··· SOURCE RECORDS
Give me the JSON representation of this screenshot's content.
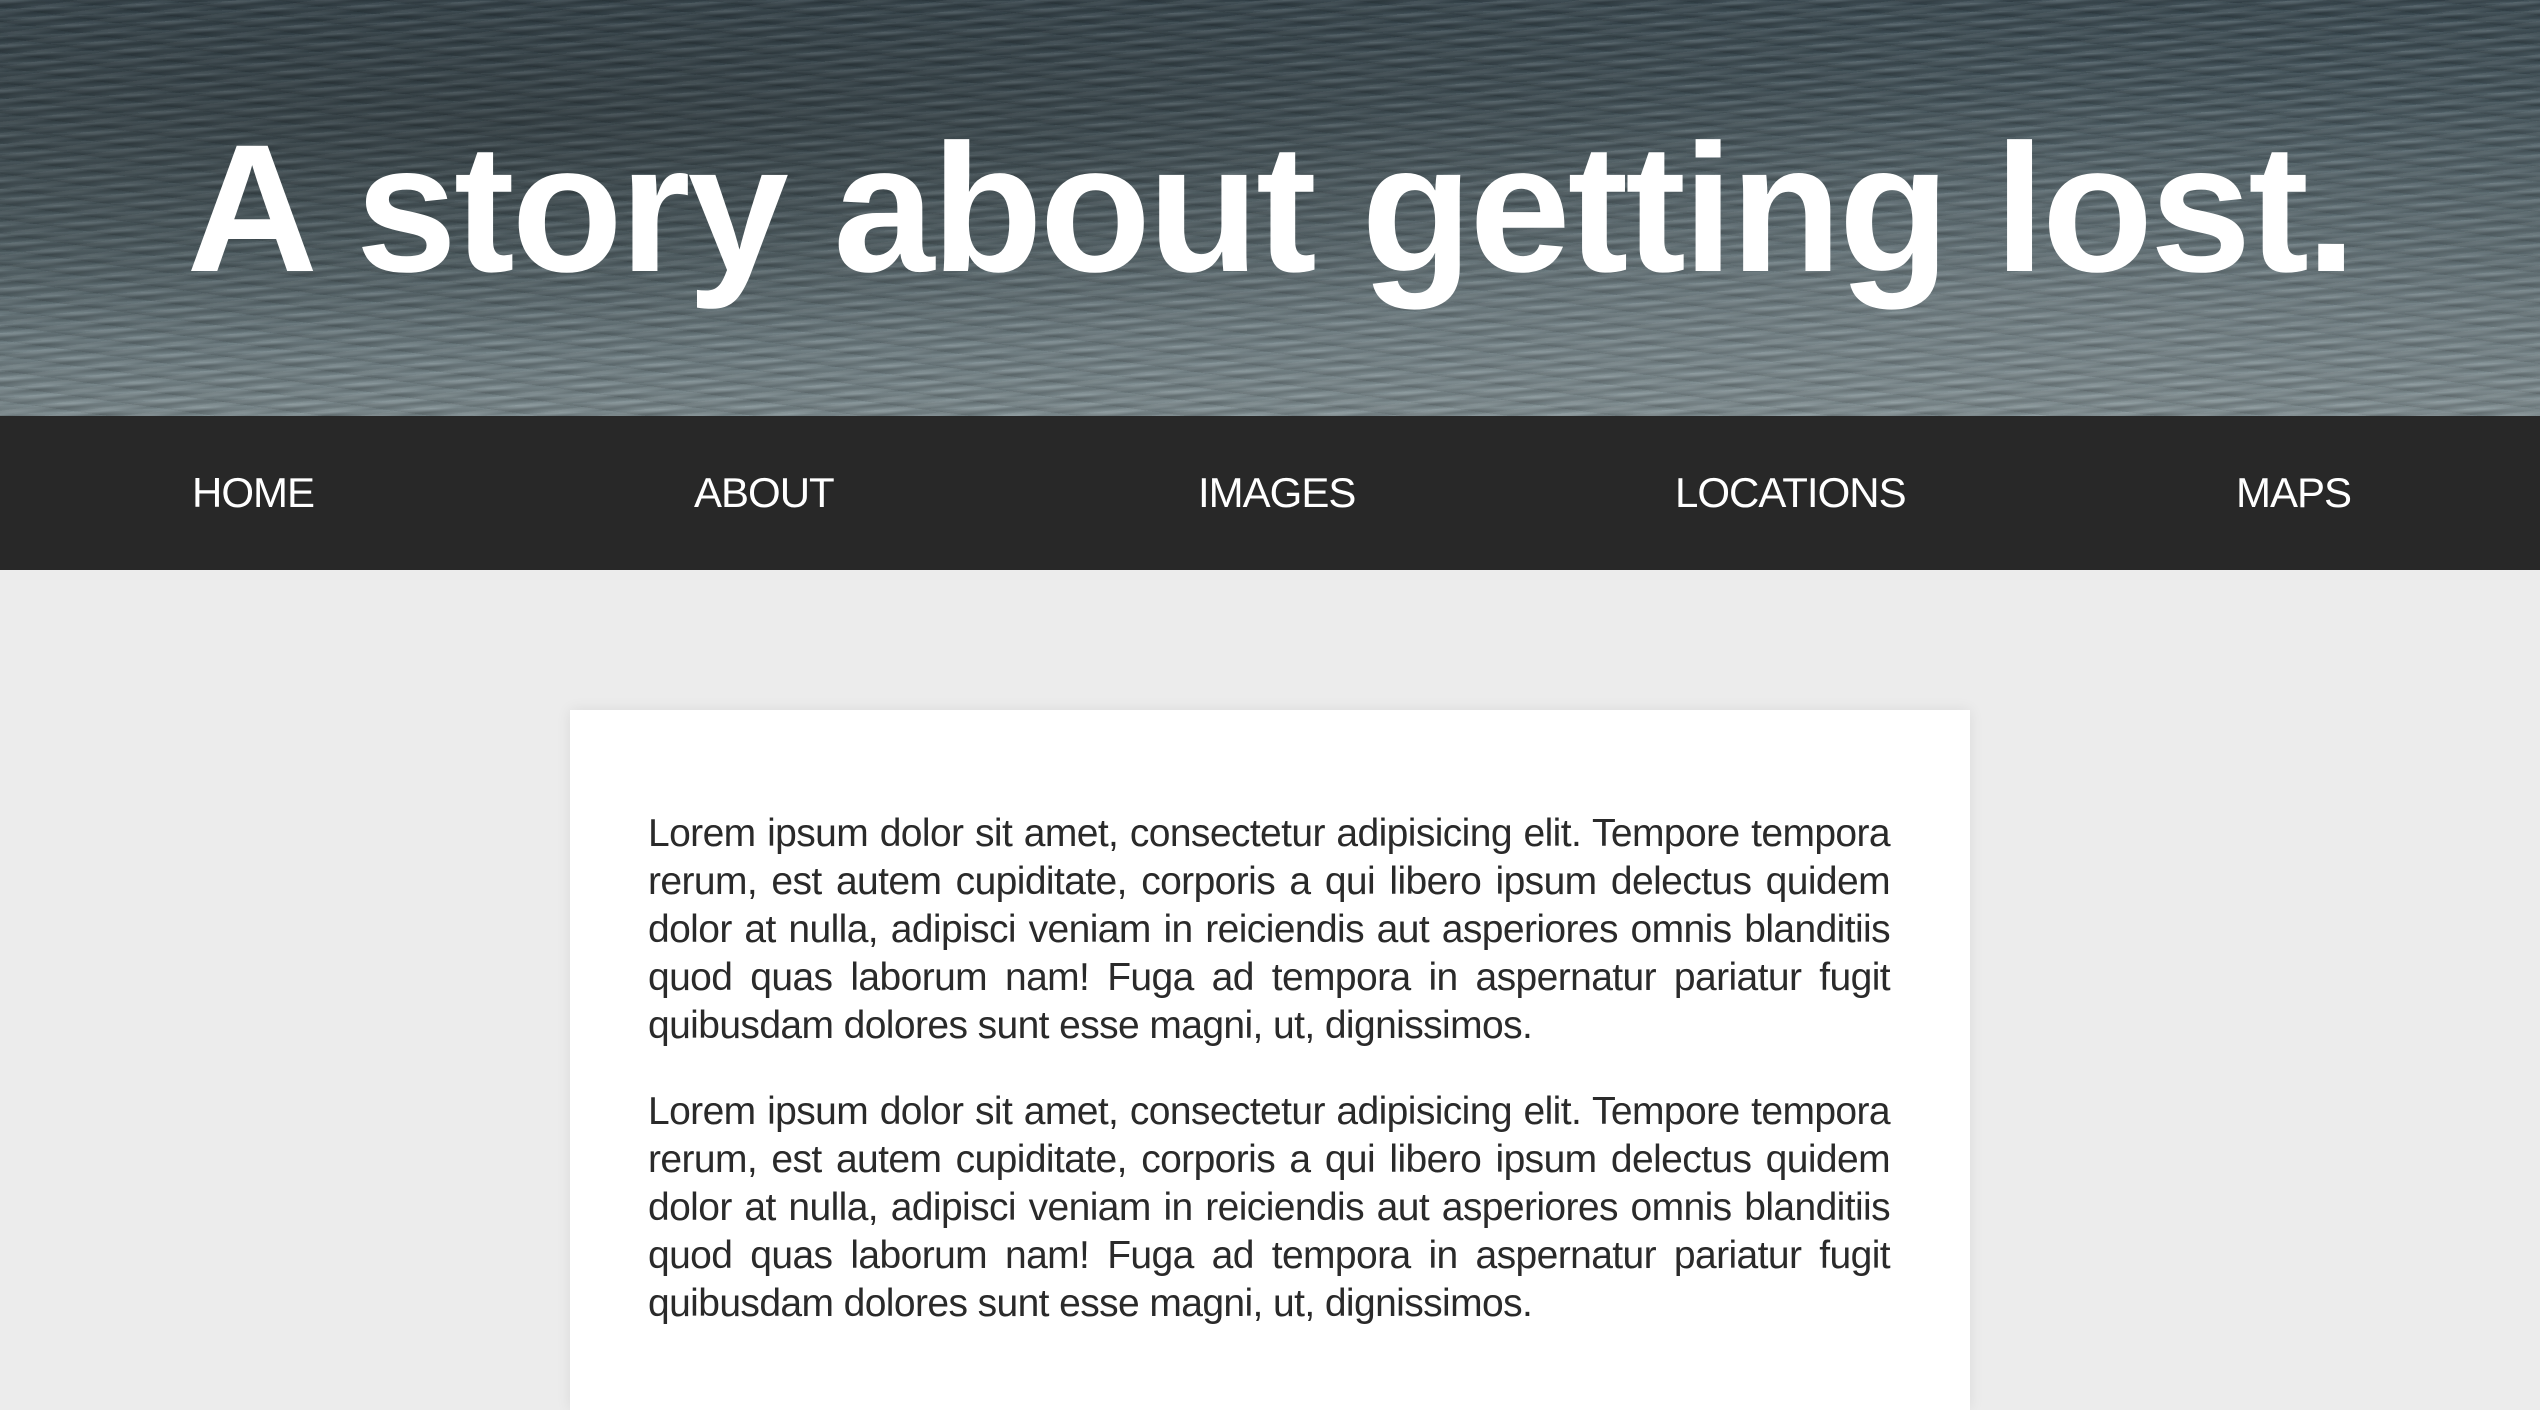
{
  "hero": {
    "title": "A story about getting lost."
  },
  "nav": {
    "items": [
      {
        "label": "HOME"
      },
      {
        "label": "ABOUT"
      },
      {
        "label": "IMAGES"
      },
      {
        "label": "LOCATIONS"
      },
      {
        "label": "MAPS"
      }
    ]
  },
  "content": {
    "paragraphs": [
      "Lorem ipsum dolor sit amet, consectetur adipisicing elit. Tempore tempora rerum, est autem cupiditate, corporis a qui libero ipsum delectus quidem dolor at nulla, adipisci veniam in reiciendis aut asperiores omnis blanditiis quod quas laborum nam! Fuga ad tempora in aspernatur pariatur fugit quibusdam dolores sunt esse magni, ut, dignissimos.",
      "Lorem ipsum dolor sit amet, consectetur adipisicing elit. Tempore tempora rerum, est autem cupiditate, corporis a qui libero ipsum delectus quidem dolor at nulla, adipisci veniam in reiciendis aut asperiores omnis blanditiis quod quas laborum nam! Fuga ad tempora in aspernatur pariatur fugit quibusdam dolores sunt esse magni, ut, dignissimos."
    ]
  },
  "colors": {
    "nav_background": "#282828",
    "page_background": "#ececec",
    "card_background": "#ffffff",
    "hero_text": "#ffffff"
  }
}
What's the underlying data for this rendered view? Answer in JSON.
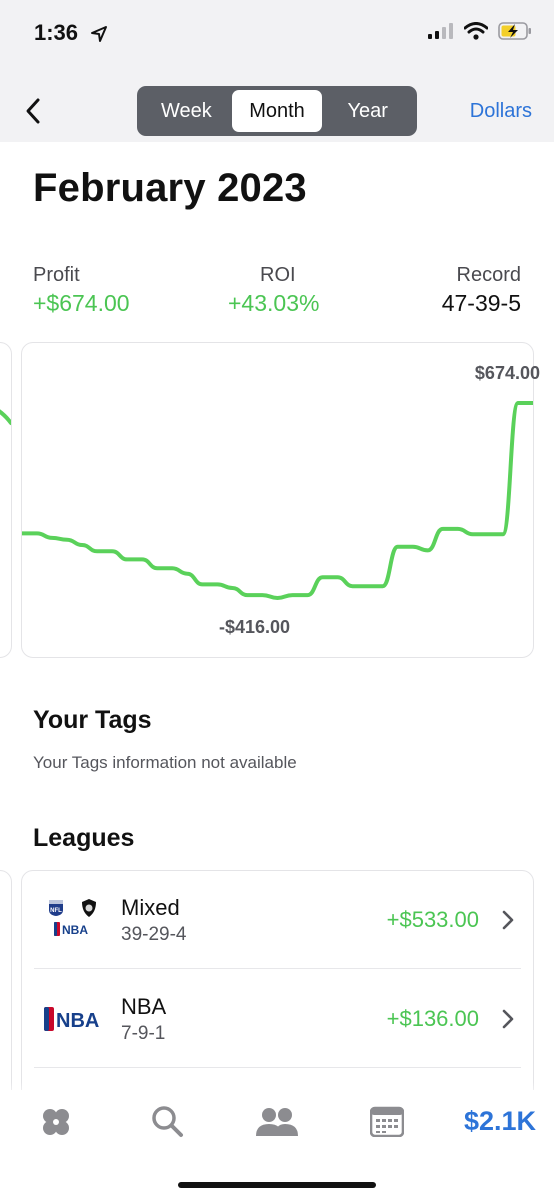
{
  "status_bar": {
    "time": "1:36"
  },
  "nav": {
    "segments": [
      "Week",
      "Month",
      "Year"
    ],
    "active_segment": "Month",
    "right_action": "Dollars"
  },
  "page_title": "February 2023",
  "stats": {
    "profit": {
      "label": "Profit",
      "value": "+$674.00"
    },
    "roi": {
      "label": "ROI",
      "value": "+43.03%"
    },
    "record": {
      "label": "Record",
      "value": "47-39-5"
    }
  },
  "chart_data": {
    "type": "line",
    "title": "",
    "xlabel": "",
    "ylabel": "",
    "max_label": "$674.00",
    "min_label": "-$416.00",
    "ylim": [
      -416,
      674
    ],
    "series": [
      {
        "color": "#5ad15a",
        "values": [
          -55,
          -55,
          -80,
          -90,
          -120,
          -155,
          -155,
          -200,
          -200,
          -250,
          -250,
          -280,
          -340,
          -340,
          -360,
          -400,
          -400,
          -416,
          -400,
          -400,
          -300,
          -300,
          -350,
          -350,
          -350,
          -130,
          -130,
          -150,
          -30,
          -30,
          -60,
          -60,
          -60,
          674,
          674
        ]
      }
    ],
    "grid": false,
    "legend": "none",
    "line_color": "#5ad15a"
  },
  "tags": {
    "title": "Your Tags",
    "empty_note": "Your Tags information not available"
  },
  "leagues": {
    "title": "Leagues",
    "items": [
      {
        "name": "Mixed",
        "record": "39-29-4",
        "profit": "+$533.00",
        "logos": [
          "nfl-logo",
          "nhl-logo",
          "nba-logo"
        ]
      },
      {
        "name": "NBA",
        "record": "7-9-1",
        "profit": "+$136.00",
        "logos": [
          "nba-logo"
        ]
      }
    ]
  },
  "tabbar": {
    "items": [
      "clover-icon",
      "search-icon",
      "people-icon",
      "calendar-icon"
    ],
    "balance": "$2.1K"
  },
  "colors": {
    "accent": "#2d74d8",
    "positive": "#4bc553",
    "chart_line": "#5ad15a"
  }
}
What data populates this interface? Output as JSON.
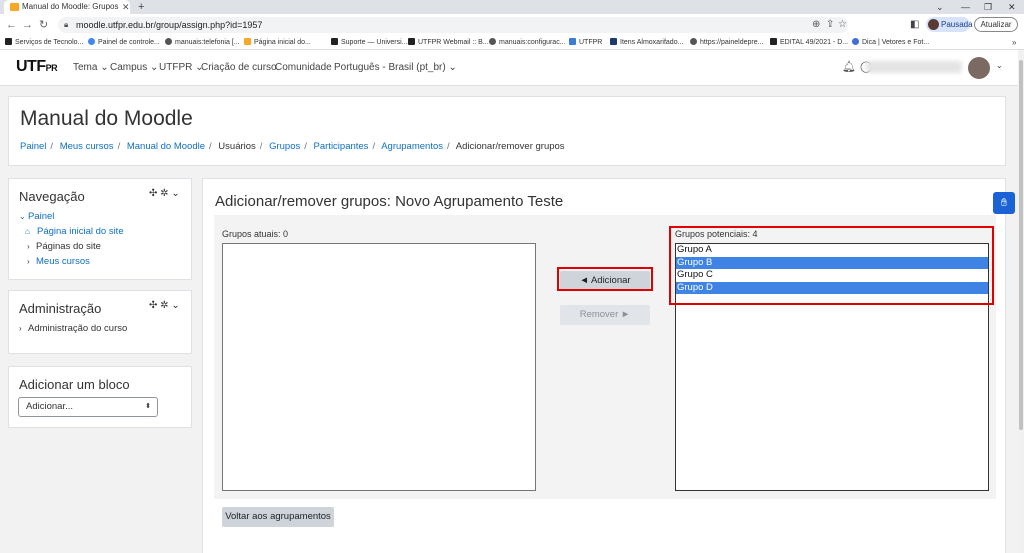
{
  "browser": {
    "tab_title": "Manual do Moodle: Grupos",
    "tab_close": "✕",
    "new_tab": "+",
    "win_minimize": "⌄",
    "win_min": "—",
    "win_restore": "❐",
    "win_close": "✕",
    "url": "moodle.utfpr.edu.br/group/assign.php?id=1957",
    "profile_label": "Pausada",
    "update_label": "Atualizar",
    "bookmarks": [
      "Serviços de Tecnolo...",
      "Painel de controle...",
      "manuais:telefonia [...",
      "Página inicial do...",
      "Suporte — Universi...",
      "UTFPR Webmail :: B...",
      "manuais:configurac...",
      "UTFPR",
      "Itens Almoxarifado...",
      "https://paineldepre...",
      "EDITAL 49/2021 - D...",
      "Dica | Vetores e Fot..."
    ],
    "bookmarks_more": "»"
  },
  "navbar": {
    "logo_main": "UT",
    "logo_mid": "F",
    "logo_sub": "PR",
    "menu": [
      "Tema ⌄",
      "Campus ⌄",
      "UTFPR ⌄",
      "Criação de curso",
      "Comunidade",
      "Português - Brasil (pt_br) ⌄"
    ],
    "caret": "⌄"
  },
  "header": {
    "course_title": "Manual do Moodle",
    "breadcrumb": [
      "Painel",
      "Meus cursos",
      "Manual do Moodle",
      "Usuários",
      "Grupos",
      "Participantes",
      "Agrupamentos",
      "Adicionar/remover grupos"
    ]
  },
  "navigation_block": {
    "title": "Navegação",
    "controls": "✣ ✲ ⌄",
    "items": [
      {
        "label": "Painel",
        "chevron": "⌄"
      },
      {
        "label": "Página inicial do site",
        "icon": "⌂"
      },
      {
        "label": "Páginas do site",
        "chevron": "›"
      },
      {
        "label": "Meus cursos",
        "chevron": "›"
      }
    ]
  },
  "admin_block": {
    "title": "Administração",
    "controls": "✣ ✲ ⌄",
    "items": [
      {
        "label": "Administração do curso",
        "chevron": "›"
      }
    ]
  },
  "add_block": {
    "title": "Adicionar um bloco",
    "select_value": "Adicionar...",
    "arrow": "⬍"
  },
  "main": {
    "heading": "Adicionar/remover grupos: Novo Agrupamento Teste",
    "current_label": "Grupos atuais: 0",
    "potential_label": "Grupos potenciais: 4",
    "add_button": "◄ Adicionar",
    "remove_button": "Remover ►",
    "back_button": "Voltar aos agrupamentos",
    "current_groups": [],
    "potential_groups": [
      {
        "name": "Grupo A",
        "selected": false
      },
      {
        "name": "Grupo B",
        "selected": true
      },
      {
        "name": "Grupo C",
        "selected": false
      },
      {
        "name": "Grupo D",
        "selected": true
      }
    ]
  },
  "colors": {
    "link": "#0f6fc5",
    "selection": "#3f84e5",
    "highlight": "#e00000"
  }
}
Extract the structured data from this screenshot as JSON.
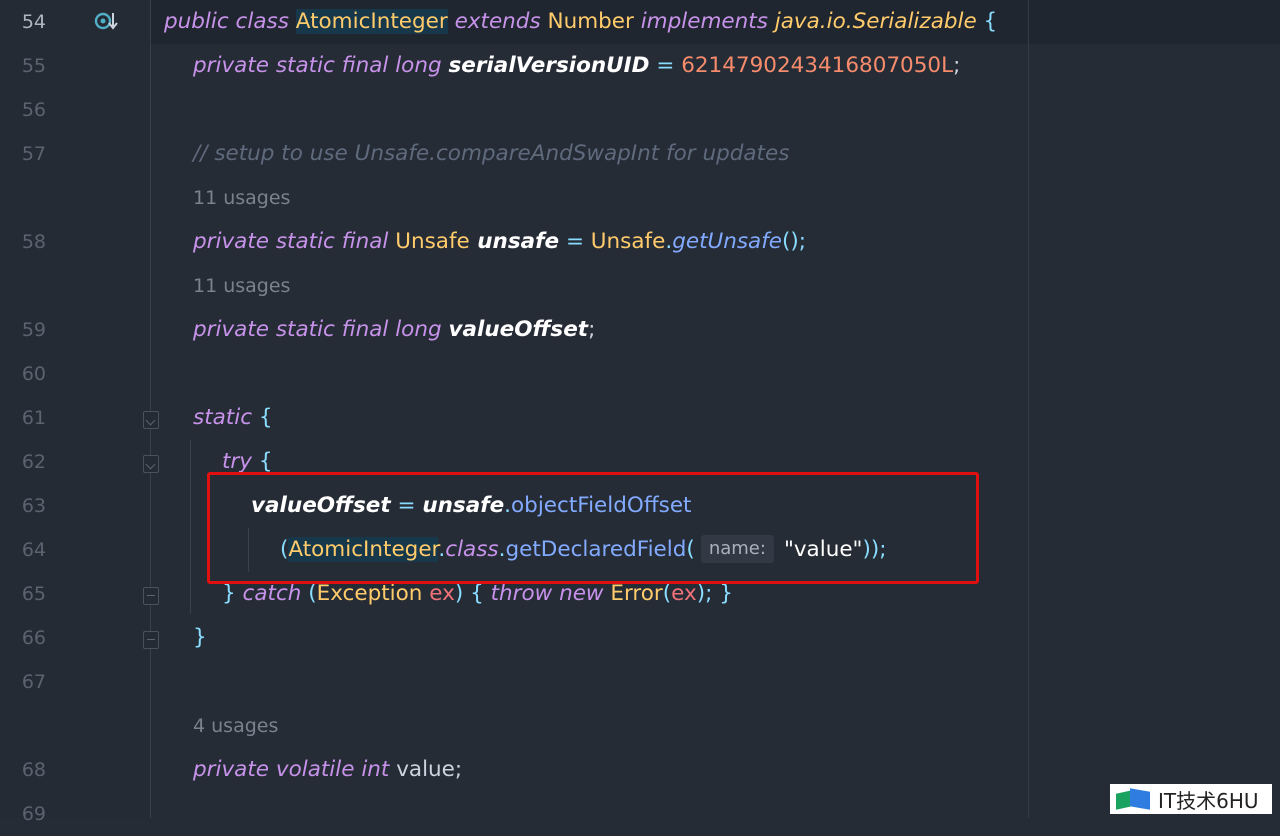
{
  "editor": {
    "lines": [
      {
        "num": "54"
      },
      {
        "num": "55"
      },
      {
        "num": "56"
      },
      {
        "num": "57"
      },
      {
        "num": "58"
      },
      {
        "num": "59"
      },
      {
        "num": "60"
      },
      {
        "num": "61"
      },
      {
        "num": "62"
      },
      {
        "num": "63"
      },
      {
        "num": "64"
      },
      {
        "num": "65"
      },
      {
        "num": "66"
      },
      {
        "num": "67"
      },
      {
        "num": "68"
      },
      {
        "num": "69"
      }
    ],
    "usages": {
      "unsafe": "11 usages",
      "valueOffset": "11 usages",
      "value": "4 usages"
    },
    "param_hint": "name:",
    "code": {
      "l54": {
        "kw1": "public class ",
        "cls": "AtomicInteger",
        "kw2": " extends ",
        "parent": "Number",
        "kw3": " implements ",
        "iface": "java.io.Serializable",
        "brace": " {"
      },
      "l55": {
        "kw": "private static final long ",
        "name": "serialVersionUID",
        "eq": " = ",
        "num": "6214790243416807050L",
        "semi": ";"
      },
      "l57": {
        "comment": "// setup to use Unsafe.compareAndSwapInt for updates"
      },
      "l58": {
        "kw": "private static final ",
        "type": "Unsafe",
        "name": " unsafe",
        "eq": " = ",
        "cls": "Unsafe",
        "dot": ".",
        "fn": "getUnsafe",
        "paren": "();"
      },
      "l59": {
        "kw": "private static final long ",
        "name": "valueOffset",
        "semi": ";"
      },
      "l61": {
        "kw": "static",
        "brace": " {"
      },
      "l62": {
        "kw": "try",
        "brace": " {"
      },
      "l63": {
        "name": "valueOffset",
        "eq": " = ",
        "obj": "unsafe",
        "dot": ".",
        "fn": "objectFieldOffset"
      },
      "l64": {
        "open": "(",
        "cls": "AtomicInteger",
        "dot": ".",
        "kw": "class",
        "dot2": ".",
        "fn": "getDeclaredField",
        "open2": "(",
        "str": "\"value\"",
        "close": "));"
      },
      "l65": {
        "close": "} ",
        "kw": "catch",
        "open": " (",
        "type": "Exception",
        "var": " ex",
        "mid": ") { ",
        "kw2": "throw new ",
        "cls": "Error",
        "open2": "(",
        "var2": "ex",
        "end": "); }"
      },
      "l66": {
        "brace": "}"
      },
      "l68": {
        "kw": "private volatile int ",
        "name": "value",
        "semi": ";"
      }
    }
  },
  "watermark": {
    "text": "IT技术6HU"
  }
}
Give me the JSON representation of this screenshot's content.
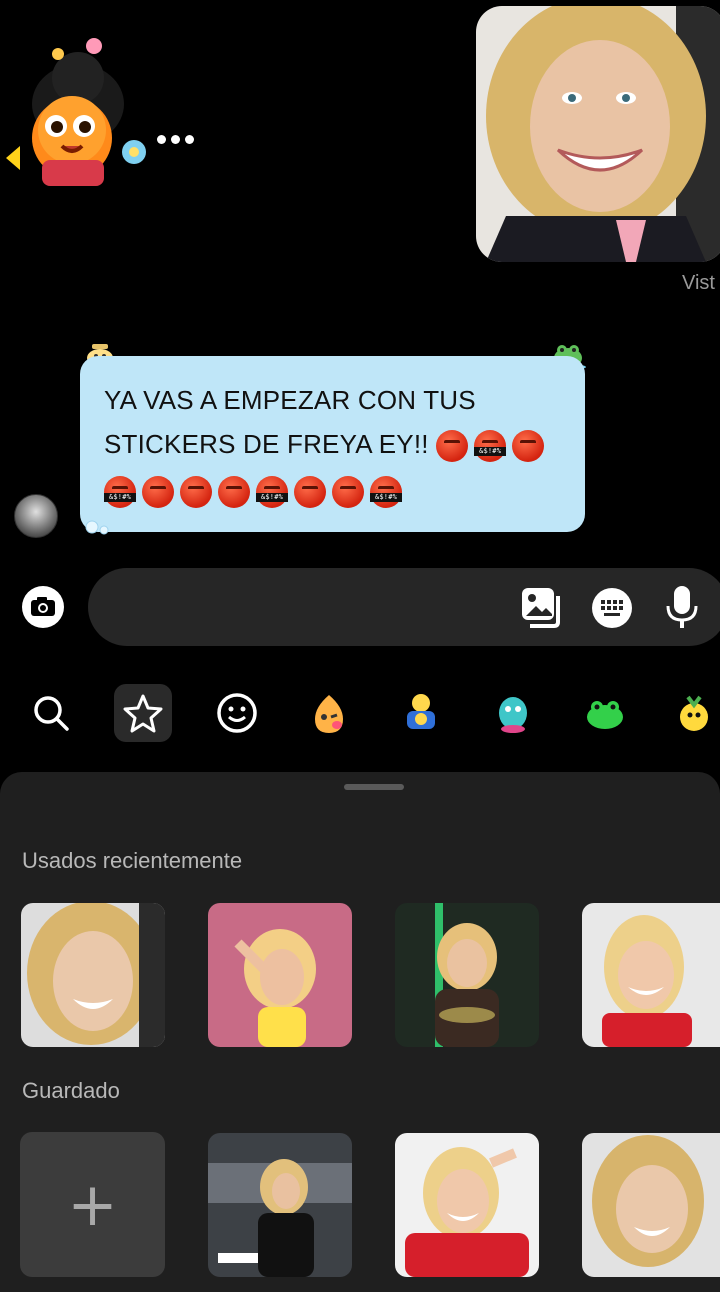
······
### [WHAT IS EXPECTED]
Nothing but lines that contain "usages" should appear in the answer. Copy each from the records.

### [SOLUTION TO THE EXERCISE]
    "usages": {
      "unsafe": "11 usages",
      "valueOffset": "11 usages",
      "value": "4 usages"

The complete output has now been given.